(REQUIREMENT):
Run through the records and show each line that includes the string "Lists".

Entries from a dataset of interfaces:
|---|

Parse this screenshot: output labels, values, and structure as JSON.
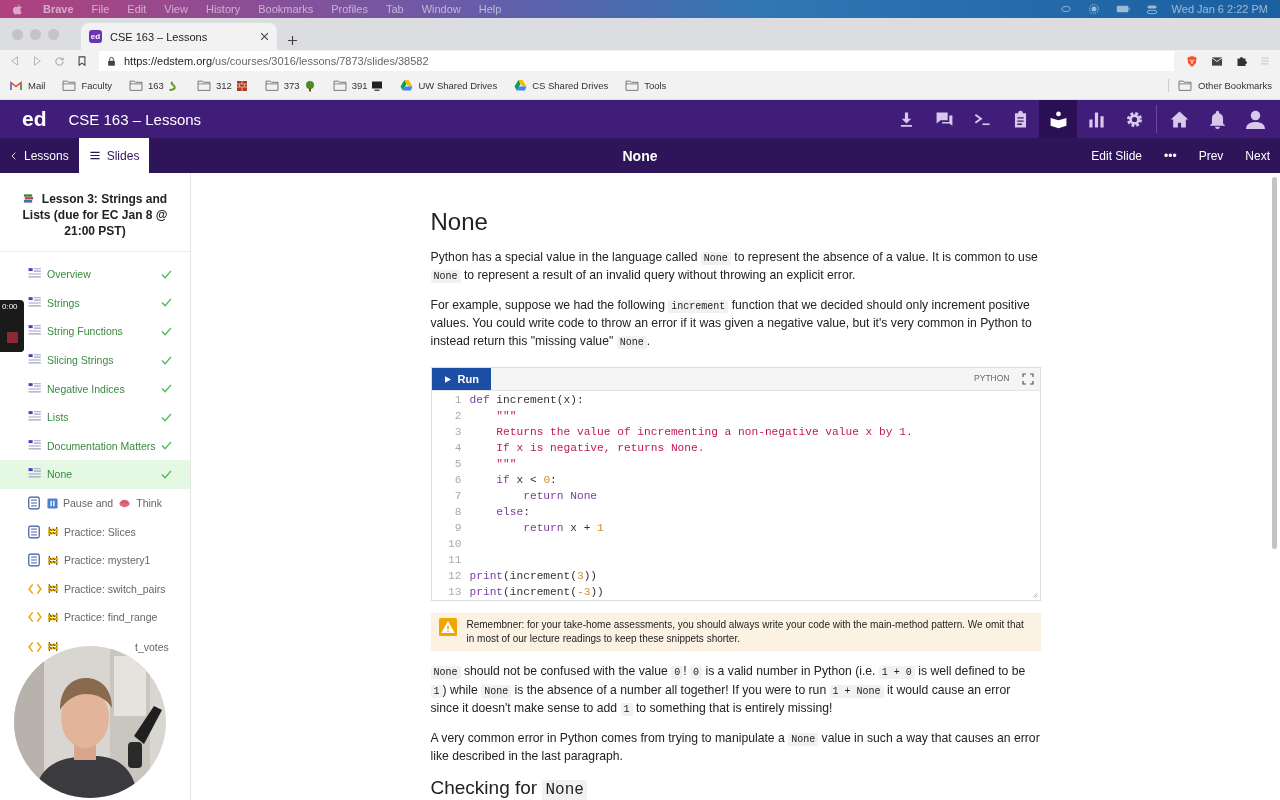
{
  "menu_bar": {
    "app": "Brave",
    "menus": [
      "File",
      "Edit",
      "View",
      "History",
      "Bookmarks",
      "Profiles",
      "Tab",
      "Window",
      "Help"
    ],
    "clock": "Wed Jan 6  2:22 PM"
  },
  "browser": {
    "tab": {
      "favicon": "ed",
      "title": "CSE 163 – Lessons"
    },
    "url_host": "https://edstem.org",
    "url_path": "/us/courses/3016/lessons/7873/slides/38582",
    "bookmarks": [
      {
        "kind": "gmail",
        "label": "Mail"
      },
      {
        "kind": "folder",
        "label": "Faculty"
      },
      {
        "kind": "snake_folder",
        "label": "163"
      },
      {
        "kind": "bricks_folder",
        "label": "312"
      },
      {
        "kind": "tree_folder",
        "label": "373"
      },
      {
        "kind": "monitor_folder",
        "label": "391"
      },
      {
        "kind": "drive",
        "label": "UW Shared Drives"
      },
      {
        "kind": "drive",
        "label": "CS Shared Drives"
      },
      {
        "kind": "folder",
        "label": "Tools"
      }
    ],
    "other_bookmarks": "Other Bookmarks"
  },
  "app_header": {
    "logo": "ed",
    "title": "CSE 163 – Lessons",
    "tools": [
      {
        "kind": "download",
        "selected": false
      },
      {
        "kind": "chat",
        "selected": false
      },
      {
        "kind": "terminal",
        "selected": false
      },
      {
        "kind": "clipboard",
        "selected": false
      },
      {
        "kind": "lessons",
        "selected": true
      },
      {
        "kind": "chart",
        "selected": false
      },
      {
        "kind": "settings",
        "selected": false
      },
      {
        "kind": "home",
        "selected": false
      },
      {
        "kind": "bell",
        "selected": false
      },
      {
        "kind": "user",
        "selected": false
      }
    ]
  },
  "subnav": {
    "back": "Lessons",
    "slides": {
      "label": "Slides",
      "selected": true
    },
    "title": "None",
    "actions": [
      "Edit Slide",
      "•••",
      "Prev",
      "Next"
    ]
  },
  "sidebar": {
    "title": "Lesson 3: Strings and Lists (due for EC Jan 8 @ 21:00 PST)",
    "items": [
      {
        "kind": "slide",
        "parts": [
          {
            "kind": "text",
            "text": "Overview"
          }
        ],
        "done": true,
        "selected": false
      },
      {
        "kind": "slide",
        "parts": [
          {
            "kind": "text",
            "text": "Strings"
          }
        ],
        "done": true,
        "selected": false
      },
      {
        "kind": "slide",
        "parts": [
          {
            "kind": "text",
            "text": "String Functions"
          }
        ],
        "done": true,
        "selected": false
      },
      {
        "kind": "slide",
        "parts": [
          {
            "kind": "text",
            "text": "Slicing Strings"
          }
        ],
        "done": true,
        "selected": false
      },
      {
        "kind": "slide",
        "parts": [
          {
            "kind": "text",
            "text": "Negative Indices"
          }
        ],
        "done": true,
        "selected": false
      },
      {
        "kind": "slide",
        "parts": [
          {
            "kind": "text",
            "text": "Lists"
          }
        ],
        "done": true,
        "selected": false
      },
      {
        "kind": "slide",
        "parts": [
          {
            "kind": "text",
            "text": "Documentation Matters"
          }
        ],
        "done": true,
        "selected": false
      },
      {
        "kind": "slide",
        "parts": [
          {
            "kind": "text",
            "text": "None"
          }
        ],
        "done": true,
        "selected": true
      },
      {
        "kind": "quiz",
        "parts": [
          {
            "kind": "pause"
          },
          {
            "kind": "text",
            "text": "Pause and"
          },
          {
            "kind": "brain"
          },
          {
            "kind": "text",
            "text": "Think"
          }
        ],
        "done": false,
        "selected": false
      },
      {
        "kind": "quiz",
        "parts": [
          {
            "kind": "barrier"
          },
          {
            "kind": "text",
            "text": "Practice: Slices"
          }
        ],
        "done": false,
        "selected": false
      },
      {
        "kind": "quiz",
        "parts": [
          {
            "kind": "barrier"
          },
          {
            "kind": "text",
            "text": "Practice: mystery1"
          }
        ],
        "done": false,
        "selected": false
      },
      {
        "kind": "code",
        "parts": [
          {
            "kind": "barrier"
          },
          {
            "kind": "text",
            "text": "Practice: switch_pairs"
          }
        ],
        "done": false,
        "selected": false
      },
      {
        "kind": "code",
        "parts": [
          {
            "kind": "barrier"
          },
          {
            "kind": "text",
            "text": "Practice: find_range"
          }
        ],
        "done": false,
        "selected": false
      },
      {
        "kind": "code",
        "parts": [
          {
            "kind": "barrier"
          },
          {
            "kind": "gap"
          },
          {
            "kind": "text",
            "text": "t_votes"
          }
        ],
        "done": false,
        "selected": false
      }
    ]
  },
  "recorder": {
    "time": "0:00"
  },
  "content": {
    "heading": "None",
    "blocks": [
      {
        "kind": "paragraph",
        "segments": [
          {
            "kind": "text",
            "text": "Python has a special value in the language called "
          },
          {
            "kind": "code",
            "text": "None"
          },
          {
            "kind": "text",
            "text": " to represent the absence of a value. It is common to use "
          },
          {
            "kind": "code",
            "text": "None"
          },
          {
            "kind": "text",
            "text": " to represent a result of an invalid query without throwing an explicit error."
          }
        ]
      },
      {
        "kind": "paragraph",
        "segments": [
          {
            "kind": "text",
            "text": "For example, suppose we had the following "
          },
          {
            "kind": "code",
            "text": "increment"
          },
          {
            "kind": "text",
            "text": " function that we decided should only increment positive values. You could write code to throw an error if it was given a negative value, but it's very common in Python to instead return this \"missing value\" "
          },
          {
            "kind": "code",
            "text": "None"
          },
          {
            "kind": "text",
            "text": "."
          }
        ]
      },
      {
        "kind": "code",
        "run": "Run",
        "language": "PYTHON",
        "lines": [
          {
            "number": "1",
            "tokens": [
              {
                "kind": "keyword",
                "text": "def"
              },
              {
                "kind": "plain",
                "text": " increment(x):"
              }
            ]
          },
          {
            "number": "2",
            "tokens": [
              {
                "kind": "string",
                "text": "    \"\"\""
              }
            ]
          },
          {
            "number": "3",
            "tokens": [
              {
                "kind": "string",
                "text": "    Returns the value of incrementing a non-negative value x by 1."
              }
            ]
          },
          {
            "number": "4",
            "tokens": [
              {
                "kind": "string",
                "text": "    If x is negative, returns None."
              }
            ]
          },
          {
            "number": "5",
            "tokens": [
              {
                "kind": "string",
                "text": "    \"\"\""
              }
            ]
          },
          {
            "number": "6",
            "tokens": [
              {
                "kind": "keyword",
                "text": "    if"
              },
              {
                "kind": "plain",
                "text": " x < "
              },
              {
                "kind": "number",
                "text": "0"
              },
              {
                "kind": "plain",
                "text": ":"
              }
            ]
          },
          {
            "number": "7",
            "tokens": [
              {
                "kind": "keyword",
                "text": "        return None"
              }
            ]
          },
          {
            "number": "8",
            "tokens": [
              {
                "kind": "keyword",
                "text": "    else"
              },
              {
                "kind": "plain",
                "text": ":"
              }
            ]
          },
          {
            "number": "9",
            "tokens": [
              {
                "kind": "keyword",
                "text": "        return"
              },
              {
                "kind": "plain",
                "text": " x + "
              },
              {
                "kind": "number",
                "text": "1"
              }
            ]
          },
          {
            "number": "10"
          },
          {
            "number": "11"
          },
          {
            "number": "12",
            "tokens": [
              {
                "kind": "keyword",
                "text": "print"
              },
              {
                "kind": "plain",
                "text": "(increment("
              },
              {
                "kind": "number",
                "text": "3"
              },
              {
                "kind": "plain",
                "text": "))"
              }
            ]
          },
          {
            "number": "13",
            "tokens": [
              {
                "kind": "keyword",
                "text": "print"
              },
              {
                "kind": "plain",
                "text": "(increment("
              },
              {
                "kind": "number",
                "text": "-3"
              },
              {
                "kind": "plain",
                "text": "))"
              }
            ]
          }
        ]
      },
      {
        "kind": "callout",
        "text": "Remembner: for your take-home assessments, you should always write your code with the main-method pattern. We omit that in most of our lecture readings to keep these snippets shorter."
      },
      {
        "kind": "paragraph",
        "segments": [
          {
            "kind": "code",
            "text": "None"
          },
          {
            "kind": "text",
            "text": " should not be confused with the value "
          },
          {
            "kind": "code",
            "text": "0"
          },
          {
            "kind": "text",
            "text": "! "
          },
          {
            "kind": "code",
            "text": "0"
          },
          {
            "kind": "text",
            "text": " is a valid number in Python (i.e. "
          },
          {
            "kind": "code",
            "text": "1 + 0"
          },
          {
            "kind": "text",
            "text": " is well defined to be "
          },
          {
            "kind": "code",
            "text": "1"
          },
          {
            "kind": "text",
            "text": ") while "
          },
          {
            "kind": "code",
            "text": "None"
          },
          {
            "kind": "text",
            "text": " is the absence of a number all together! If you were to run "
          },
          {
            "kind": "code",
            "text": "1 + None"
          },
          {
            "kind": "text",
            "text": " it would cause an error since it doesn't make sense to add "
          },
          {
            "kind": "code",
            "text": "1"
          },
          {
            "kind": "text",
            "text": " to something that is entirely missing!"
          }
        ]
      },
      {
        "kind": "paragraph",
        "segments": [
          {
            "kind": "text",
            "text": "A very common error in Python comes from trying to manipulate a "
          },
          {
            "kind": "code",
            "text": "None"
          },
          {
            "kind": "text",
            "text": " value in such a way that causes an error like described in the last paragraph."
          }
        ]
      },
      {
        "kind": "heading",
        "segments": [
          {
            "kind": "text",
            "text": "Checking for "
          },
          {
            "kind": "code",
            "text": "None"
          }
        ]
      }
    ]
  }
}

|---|

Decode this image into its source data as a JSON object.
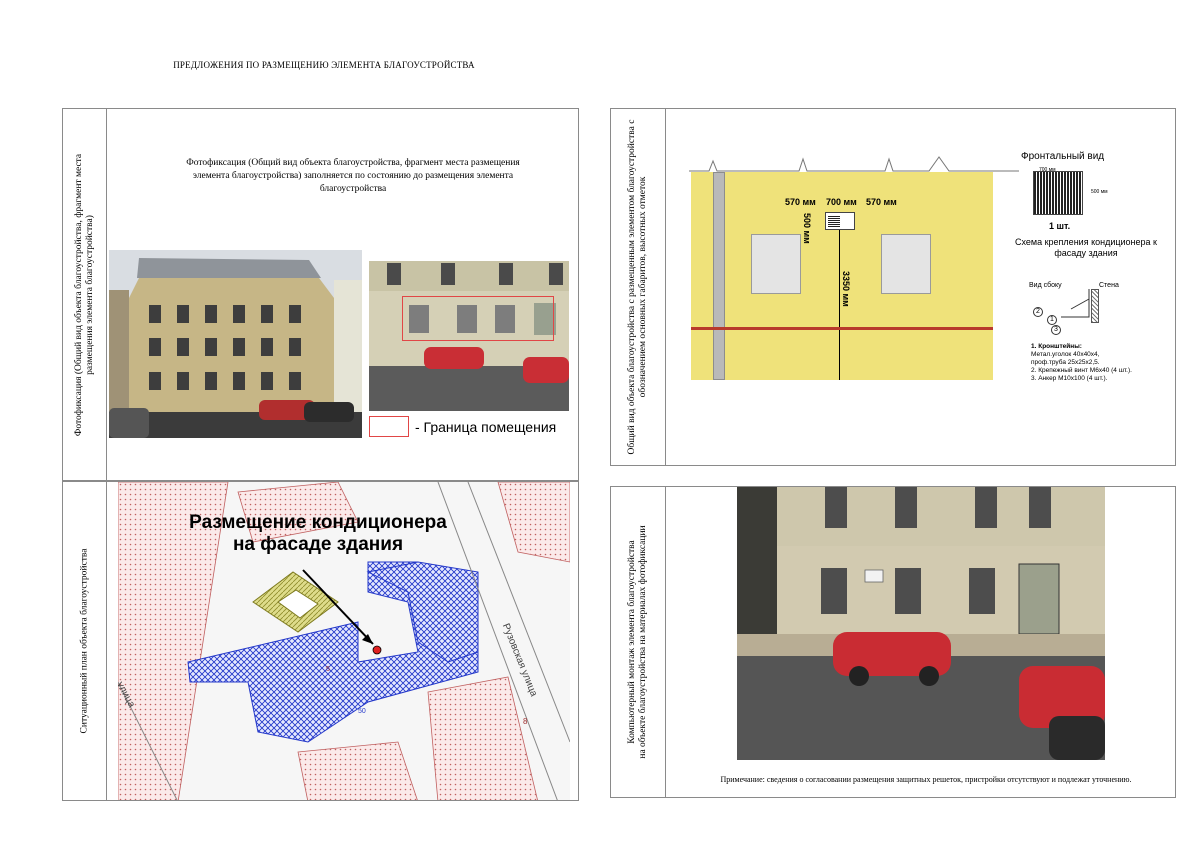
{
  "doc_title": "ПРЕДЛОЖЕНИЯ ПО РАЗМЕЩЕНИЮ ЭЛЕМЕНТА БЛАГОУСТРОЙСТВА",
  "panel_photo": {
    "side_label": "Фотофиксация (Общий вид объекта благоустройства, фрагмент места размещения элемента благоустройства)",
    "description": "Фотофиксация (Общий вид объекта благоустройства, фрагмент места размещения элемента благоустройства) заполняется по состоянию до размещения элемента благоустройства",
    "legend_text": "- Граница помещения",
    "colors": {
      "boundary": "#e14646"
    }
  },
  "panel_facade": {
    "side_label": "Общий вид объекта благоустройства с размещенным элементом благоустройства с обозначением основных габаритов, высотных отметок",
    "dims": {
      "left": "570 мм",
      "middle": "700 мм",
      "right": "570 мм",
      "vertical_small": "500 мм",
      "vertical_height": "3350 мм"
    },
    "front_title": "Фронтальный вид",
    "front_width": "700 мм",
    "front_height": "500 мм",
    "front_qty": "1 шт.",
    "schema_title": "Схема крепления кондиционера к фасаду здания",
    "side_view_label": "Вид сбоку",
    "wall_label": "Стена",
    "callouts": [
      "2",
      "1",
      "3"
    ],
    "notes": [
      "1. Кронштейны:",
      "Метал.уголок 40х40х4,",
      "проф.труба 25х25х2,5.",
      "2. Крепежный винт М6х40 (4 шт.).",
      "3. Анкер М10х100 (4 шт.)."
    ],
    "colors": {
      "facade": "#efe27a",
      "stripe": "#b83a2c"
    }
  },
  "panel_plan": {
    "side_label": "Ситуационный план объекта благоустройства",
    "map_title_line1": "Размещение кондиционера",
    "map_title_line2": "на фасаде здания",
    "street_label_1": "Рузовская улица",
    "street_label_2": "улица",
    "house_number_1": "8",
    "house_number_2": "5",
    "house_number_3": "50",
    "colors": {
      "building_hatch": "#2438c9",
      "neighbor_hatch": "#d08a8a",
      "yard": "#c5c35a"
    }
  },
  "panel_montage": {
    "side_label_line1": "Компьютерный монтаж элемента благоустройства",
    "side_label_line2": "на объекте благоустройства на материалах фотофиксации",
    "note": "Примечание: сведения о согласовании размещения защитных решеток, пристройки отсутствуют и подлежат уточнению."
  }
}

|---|

(TASK ANSWER):
    "title": "Lesson 3: Strings and Lists (due for EC Jan 8 @ 21:00 PST)",
            "text": "Lists"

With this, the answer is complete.